■ **WORK ITEM**
Without the pictures, give the records again exactly as they appear.

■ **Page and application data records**
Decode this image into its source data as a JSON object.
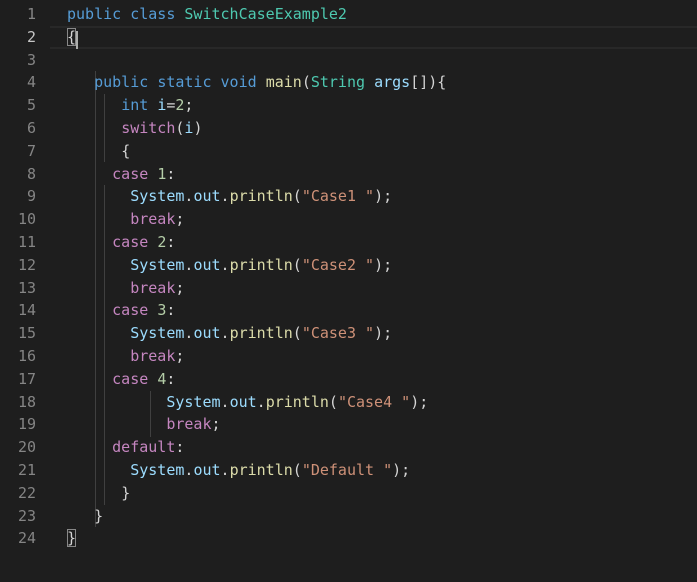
{
  "editor": {
    "active_line": 2,
    "line_numbers": [
      "1",
      "2",
      "3",
      "4",
      "5",
      "6",
      "7",
      "8",
      "9",
      "10",
      "11",
      "12",
      "13",
      "14",
      "15",
      "16",
      "17",
      "18",
      "19",
      "20",
      "21",
      "22",
      "23",
      "24"
    ],
    "lines": [
      [
        {
          "t": "public",
          "c": "kw"
        },
        {
          "t": " ",
          "c": "pn"
        },
        {
          "t": "class",
          "c": "kw"
        },
        {
          "t": " ",
          "c": "pn"
        },
        {
          "t": "SwitchCaseExample2",
          "c": "ty"
        }
      ],
      [
        {
          "t": "{",
          "c": "pn bm"
        }
      ],
      [],
      [
        {
          "t": "   ",
          "c": "pn"
        },
        {
          "t": "public",
          "c": "kw"
        },
        {
          "t": " ",
          "c": "pn"
        },
        {
          "t": "static",
          "c": "kw"
        },
        {
          "t": " ",
          "c": "pn"
        },
        {
          "t": "void",
          "c": "kw"
        },
        {
          "t": " ",
          "c": "pn"
        },
        {
          "t": "main",
          "c": "fn"
        },
        {
          "t": "(",
          "c": "pn"
        },
        {
          "t": "String",
          "c": "ty"
        },
        {
          "t": " ",
          "c": "pn"
        },
        {
          "t": "args",
          "c": "id"
        },
        {
          "t": "[]){",
          "c": "pn"
        }
      ],
      [
        {
          "t": "      ",
          "c": "pn"
        },
        {
          "t": "int",
          "c": "kw"
        },
        {
          "t": " ",
          "c": "pn"
        },
        {
          "t": "i",
          "c": "id"
        },
        {
          "t": "=",
          "c": "pn"
        },
        {
          "t": "2",
          "c": "num"
        },
        {
          "t": ";",
          "c": "pn"
        }
      ],
      [
        {
          "t": "      ",
          "c": "pn"
        },
        {
          "t": "switch",
          "c": "ctl"
        },
        {
          "t": "(",
          "c": "pn"
        },
        {
          "t": "i",
          "c": "id"
        },
        {
          "t": ")",
          "c": "pn"
        }
      ],
      [
        {
          "t": "      ",
          "c": "pn"
        },
        {
          "t": "{",
          "c": "pn"
        }
      ],
      [
        {
          "t": "     ",
          "c": "pn"
        },
        {
          "t": "case",
          "c": "ctl"
        },
        {
          "t": " ",
          "c": "pn"
        },
        {
          "t": "1",
          "c": "num"
        },
        {
          "t": ":",
          "c": "pn"
        }
      ],
      [
        {
          "t": "       ",
          "c": "pn"
        },
        {
          "t": "System",
          "c": "id"
        },
        {
          "t": ".",
          "c": "pn"
        },
        {
          "t": "out",
          "c": "id"
        },
        {
          "t": ".",
          "c": "pn"
        },
        {
          "t": "println",
          "c": "fn"
        },
        {
          "t": "(",
          "c": "pn"
        },
        {
          "t": "\"Case1 \"",
          "c": "str"
        },
        {
          "t": ");",
          "c": "pn"
        }
      ],
      [
        {
          "t": "       ",
          "c": "pn"
        },
        {
          "t": "break",
          "c": "ctl"
        },
        {
          "t": ";",
          "c": "pn"
        }
      ],
      [
        {
          "t": "     ",
          "c": "pn"
        },
        {
          "t": "case",
          "c": "ctl"
        },
        {
          "t": " ",
          "c": "pn"
        },
        {
          "t": "2",
          "c": "num"
        },
        {
          "t": ":",
          "c": "pn"
        }
      ],
      [
        {
          "t": "       ",
          "c": "pn"
        },
        {
          "t": "System",
          "c": "id"
        },
        {
          "t": ".",
          "c": "pn"
        },
        {
          "t": "out",
          "c": "id"
        },
        {
          "t": ".",
          "c": "pn"
        },
        {
          "t": "println",
          "c": "fn"
        },
        {
          "t": "(",
          "c": "pn"
        },
        {
          "t": "\"Case2 \"",
          "c": "str"
        },
        {
          "t": ");",
          "c": "pn"
        }
      ],
      [
        {
          "t": "       ",
          "c": "pn"
        },
        {
          "t": "break",
          "c": "ctl"
        },
        {
          "t": ";",
          "c": "pn"
        }
      ],
      [
        {
          "t": "     ",
          "c": "pn"
        },
        {
          "t": "case",
          "c": "ctl"
        },
        {
          "t": " ",
          "c": "pn"
        },
        {
          "t": "3",
          "c": "num"
        },
        {
          "t": ":",
          "c": "pn"
        }
      ],
      [
        {
          "t": "       ",
          "c": "pn"
        },
        {
          "t": "System",
          "c": "id"
        },
        {
          "t": ".",
          "c": "pn"
        },
        {
          "t": "out",
          "c": "id"
        },
        {
          "t": ".",
          "c": "pn"
        },
        {
          "t": "println",
          "c": "fn"
        },
        {
          "t": "(",
          "c": "pn"
        },
        {
          "t": "\"Case3 \"",
          "c": "str"
        },
        {
          "t": ");",
          "c": "pn"
        }
      ],
      [
        {
          "t": "       ",
          "c": "pn"
        },
        {
          "t": "break",
          "c": "ctl"
        },
        {
          "t": ";",
          "c": "pn"
        }
      ],
      [
        {
          "t": "     ",
          "c": "pn"
        },
        {
          "t": "case",
          "c": "ctl"
        },
        {
          "t": " ",
          "c": "pn"
        },
        {
          "t": "4",
          "c": "num"
        },
        {
          "t": ":",
          "c": "pn"
        }
      ],
      [
        {
          "t": "           ",
          "c": "pn"
        },
        {
          "t": "System",
          "c": "id"
        },
        {
          "t": ".",
          "c": "pn"
        },
        {
          "t": "out",
          "c": "id"
        },
        {
          "t": ".",
          "c": "pn"
        },
        {
          "t": "println",
          "c": "fn"
        },
        {
          "t": "(",
          "c": "pn"
        },
        {
          "t": "\"Case4 \"",
          "c": "str"
        },
        {
          "t": ");",
          "c": "pn"
        }
      ],
      [
        {
          "t": "           ",
          "c": "pn"
        },
        {
          "t": "break",
          "c": "ctl"
        },
        {
          "t": ";",
          "c": "pn"
        }
      ],
      [
        {
          "t": "     ",
          "c": "pn"
        },
        {
          "t": "default",
          "c": "ctl"
        },
        {
          "t": ":",
          "c": "pn"
        }
      ],
      [
        {
          "t": "       ",
          "c": "pn"
        },
        {
          "t": "System",
          "c": "id"
        },
        {
          "t": ".",
          "c": "pn"
        },
        {
          "t": "out",
          "c": "id"
        },
        {
          "t": ".",
          "c": "pn"
        },
        {
          "t": "println",
          "c": "fn"
        },
        {
          "t": "(",
          "c": "pn"
        },
        {
          "t": "\"Default \"",
          "c": "str"
        },
        {
          "t": ");",
          "c": "pn"
        }
      ],
      [
        {
          "t": "      ",
          "c": "pn"
        },
        {
          "t": "}",
          "c": "pn"
        }
      ],
      [
        {
          "t": "   ",
          "c": "pn"
        },
        {
          "t": "}",
          "c": "pn"
        }
      ],
      [
        {
          "t": "}",
          "c": "pn bm"
        }
      ]
    ]
  }
}
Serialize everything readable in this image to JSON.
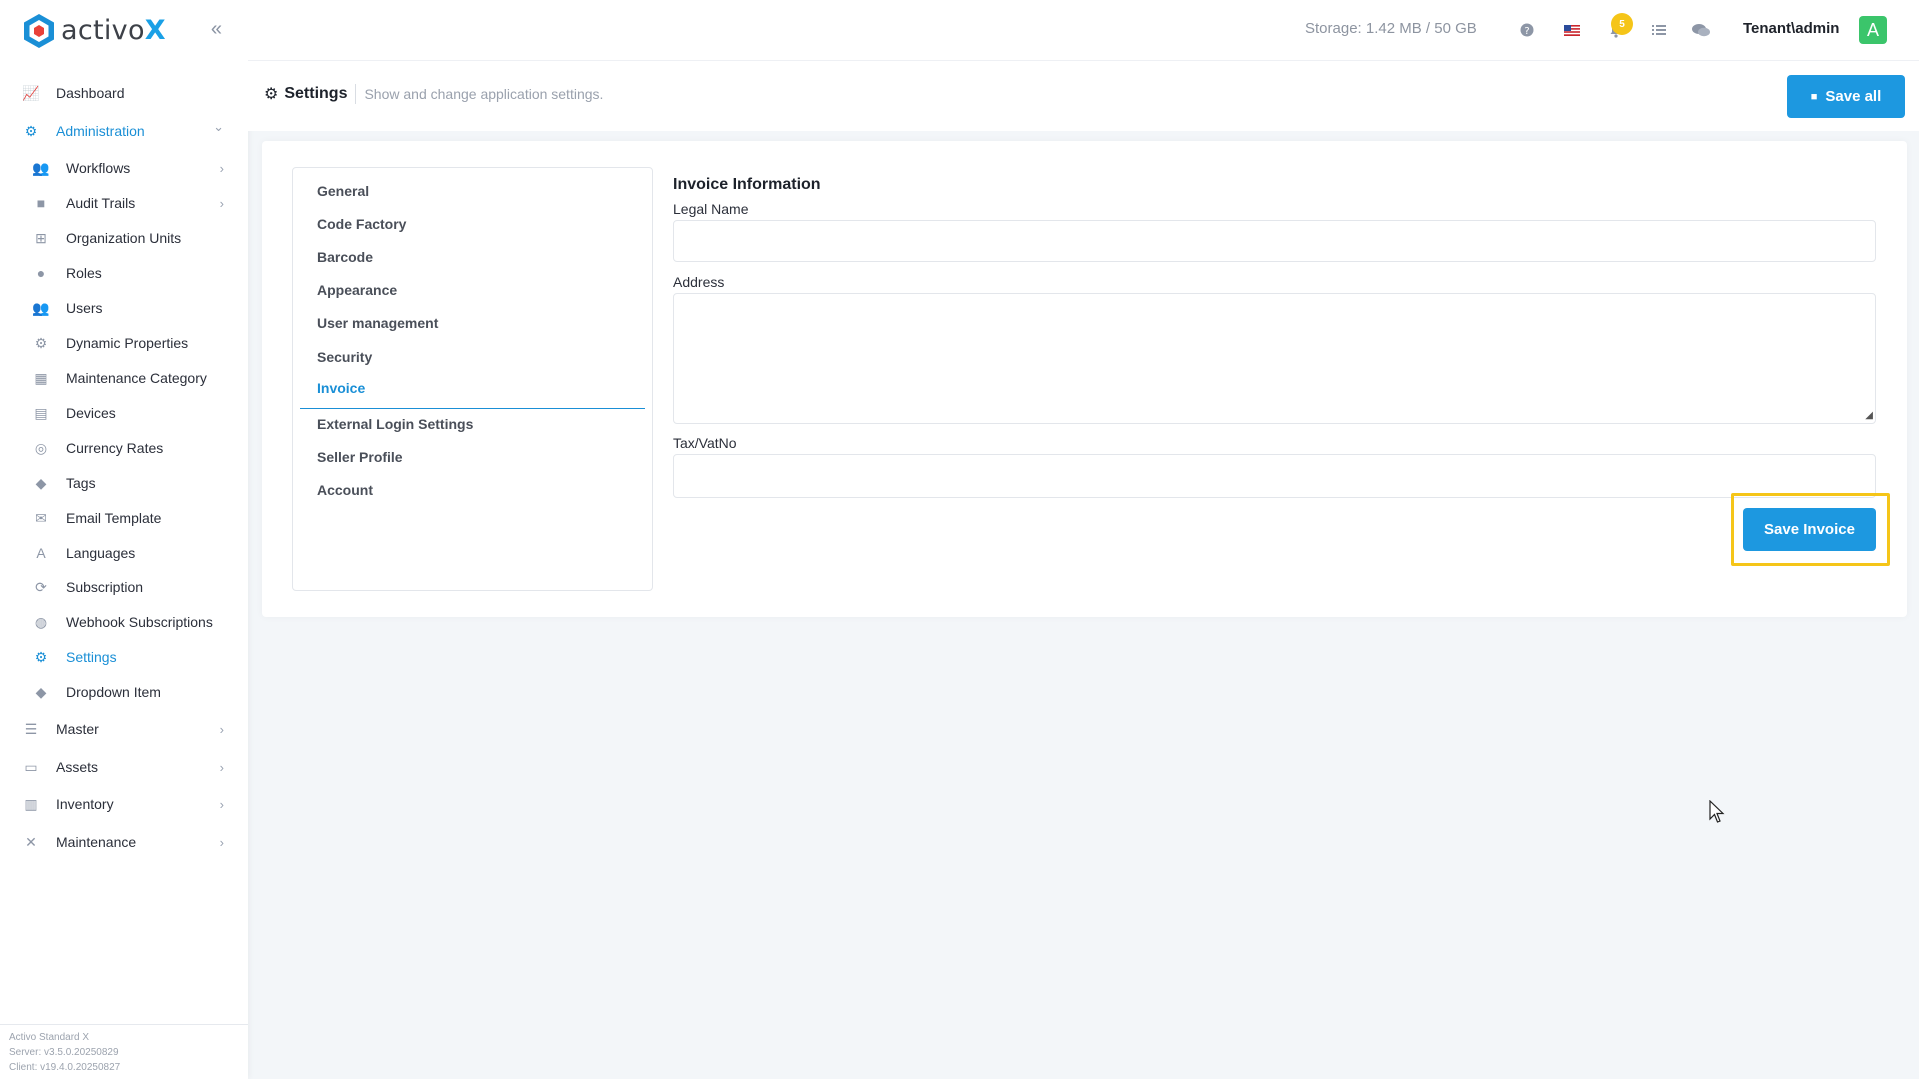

■ **OUTPUT FOR THIS TASK**
Decode this image into its source data as a JSON object.
{
  "editor": {
    "active_line": 2,
    "line_numbers": [
      "1",
      "2",
      "3",
      "4",
      "5",
      "6",
      "7",
      "8",
      "9",
      "10",
      "11",
      "12",
      "13",
      "14",
      "15",
      "16",
      "17",
      "18",
      "19",
      "20",
      "21",
      "22",
      "23",
      "24"
    ],
    "lines": [
      [
        {
          "t": "public",
          "c": "kw"
        },
        {
          "t": " ",
          "c": "pn"
        },
        {
          "t": "class",
          "c": "kw"
        },
        {
          "t": " ",
          "c": "pn"
        },
        {
          "t": "SwitchCaseExample2",
          "c": "ty"
        }
      ],
      [
        {
          "t": "{",
          "c": "pn bm"
        }
      ],
      [],
      [
        {
          "t": "   ",
          "c": "pn"
        },
        {
          "t": "public",
          "c": "kw"
        },
        {
          "t": " ",
          "c": "pn"
        },
        {
          "t": "static",
          "c": "kw"
        },
        {
          "t": " ",
          "c": "pn"
        },
        {
          "t": "void",
          "c": "kw"
        },
        {
          "t": " ",
          "c": "pn"
        },
        {
          "t": "main",
          "c": "fn"
        },
        {
          "t": "(",
          "c": "pn"
        },
        {
          "t": "String",
          "c": "ty"
        },
        {
          "t": " ",
          "c": "pn"
        },
        {
          "t": "args",
          "c": "id"
        },
        {
          "t": "[]){",
          "c": "pn"
        }
      ],
      [
        {
          "t": "      ",
          "c": "pn"
        },
        {
          "t": "int",
          "c": "kw"
        },
        {
          "t": " ",
          "c": "pn"
        },
        {
          "t": "i",
          "c": "id"
        },
        {
          "t": "=",
          "c": "pn"
        },
        {
          "t": "2",
          "c": "num"
        },
        {
          "t": ";",
          "c": "pn"
        }
      ],
      [
        {
          "t": "      ",
          "c": "pn"
        },
        {
          "t": "switch",
          "c": "ctl"
        },
        {
          "t": "(",
          "c": "pn"
        },
        {
          "t": "i",
          "c": "id"
        },
        {
          "t": ")",
          "c": "pn"
        }
      ],
      [
        {
          "t": "      ",
          "c": "pn"
        },
        {
          "t": "{",
          "c": "pn"
        }
      ],
      [
        {
          "t": "     ",
          "c": "pn"
        },
        {
          "t": "case",
          "c": "ctl"
        },
        {
          "t": " ",
          "c": "pn"
        },
        {
          "t": "1",
          "c": "num"
        },
        {
          "t": ":",
          "c": "pn"
        }
      ],
      [
        {
          "t": "       ",
          "c": "pn"
        },
        {
          "t": "System",
          "c": "id"
        },
        {
          "t": ".",
          "c": "pn"
        },
        {
          "t": "out",
          "c": "id"
        },
        {
          "t": ".",
          "c": "pn"
        },
        {
          "t": "println",
          "c": "fn"
        },
        {
          "t": "(",
          "c": "pn"
        },
        {
          "t": "\"Case1 \"",
          "c": "str"
        },
        {
          "t": ");",
          "c": "pn"
        }
      ],
      [
        {
          "t": "       ",
          "c": "pn"
        },
        {
          "t": "break",
          "c": "ctl"
        },
        {
          "t": ";",
          "c": "pn"
        }
      ],
      [
        {
          "t": "     ",
          "c": "pn"
        },
        {
          "t": "case",
          "c": "ctl"
        },
        {
          "t": " ",
          "c": "pn"
        },
        {
          "t": "2",
          "c": "num"
        },
        {
          "t": ":",
          "c": "pn"
        }
      ],
      [
        {
          "t": "       ",
          "c": "pn"
        },
        {
          "t": "System",
          "c": "id"
        },
        {
          "t": ".",
          "c": "pn"
        },
        {
          "t": "out",
          "c": "id"
        },
        {
          "t": ".",
          "c": "pn"
        },
        {
          "t": "println",
          "c": "fn"
        },
        {
          "t": "(",
          "c": "pn"
        },
        {
          "t": "\"Case2 \"",
          "c": "str"
        },
        {
          "t": ");",
          "c": "pn"
        }
      ],
      [
        {
          "t": "       ",
          "c": "pn"
        },
        {
          "t": "break",
          "c": "ctl"
        },
        {
          "t": ";",
          "c": "pn"
        }
      ],
      [
        {
          "t": "     ",
          "c": "pn"
        },
        {
          "t": "case",
          "c": "ctl"
        },
        {
          "t": " ",
          "c": "pn"
        },
        {
          "t": "3",
          "c": "num"
        },
        {
          "t": ":",
          "c": "pn"
        }
      ],
      [
        {
          "t": "       ",
          "c": "pn"
        },
        {
          "t": "System",
          "c": "id"
        },
        {
          "t": ".",
          "c": "pn"
        },
        {
          "t": "out",
          "c": "id"
        },
        {
          "t": ".",
          "c": "pn"
        },
        {
          "t": "println",
          "c": "fn"
        },
        {
          "t": "(",
          "c": "pn"
        },
        {
          "t": "\"Case3 \"",
          "c": "str"
        },
        {
          "t": ");",
          "c": "pn"
        }
      ],
      [
        {
          "t": "       ",
          "c": "pn"
        },
        {
          "t": "break",
          "c": "ctl"
        },
        {
          "t": ";",
          "c": "pn"
        }
      ],
      [
        {
          "t": "     ",
          "c": "pn"
        },
        {
          "t": "case",
          "c": "ctl"
        },
        {
          "t": " ",
          "c": "pn"
        },
        {
          "t": "4",
          "c": "num"
        },
        {
          "t": ":",
          "c": "pn"
        }
      ],
      [
        {
          "t": "           ",
          "c": "pn"
        },
        {
          "t": "System",
          "c": "id"
        },
        {
          "t": ".",
          "c": "pn"
        },
        {
          "t": "out",
          "c": "id"
        },
        {
          "t": ".",
          "c": "pn"
        },
        {
          "t": "println",
          "c": "fn"
        },
        {
          "t": "(",
          "c": "pn"
        },
        {
          "t": "\"Case4 \"",
          "c": "str"
        },
        {
          "t": ");",
          "c": "pn"
        }
      ],
      [
        {
          "t": "           ",
          "c": "pn"
        },
        {
          "t": "break",
          "c": "ctl"
        },
        {
          "t": ";",
          "c": "pn"
        }
      ],
      [
        {
          "t": "     ",
          "c": "pn"
        },
        {
          "t": "default",
          "c": "ctl"
        },
        {
          "t": ":",
          "c": "pn"
        }
      ],
      [
        {
          "t": "       ",
          "c": "pn"
        },
        {
          "t": "System",
          "c": "id"
        },
        {
          "t": ".",
          "c": "pn"
        },
        {
          "t": "out",
          "c": "id"
        },
        {
          "t": ".",
          "c": "pn"
        },
        {
          "t": "println",
          "c": "fn"
        },
        {
          "t": "(",
          "c": "pn"
        },
        {
          "t": "\"Default \"",
          "c": "str"
        },
        {
          "t": ");",
          "c": "pn"
        }
      ],
      [
        {
          "t": "      ",
          "c": "pn"
        },
        {
          "t": "}",
          "c": "pn"
        }
      ],
      [
        {
          "t": "   ",
          "c": "pn"
        },
        {
          "t": "}",
          "c": "pn"
        }
      ],
      [
        {
          "t": "}",
          "c": "pn bm"
        }
      ]
    ]
  }
}
Serialize everything readable in this image to JSON.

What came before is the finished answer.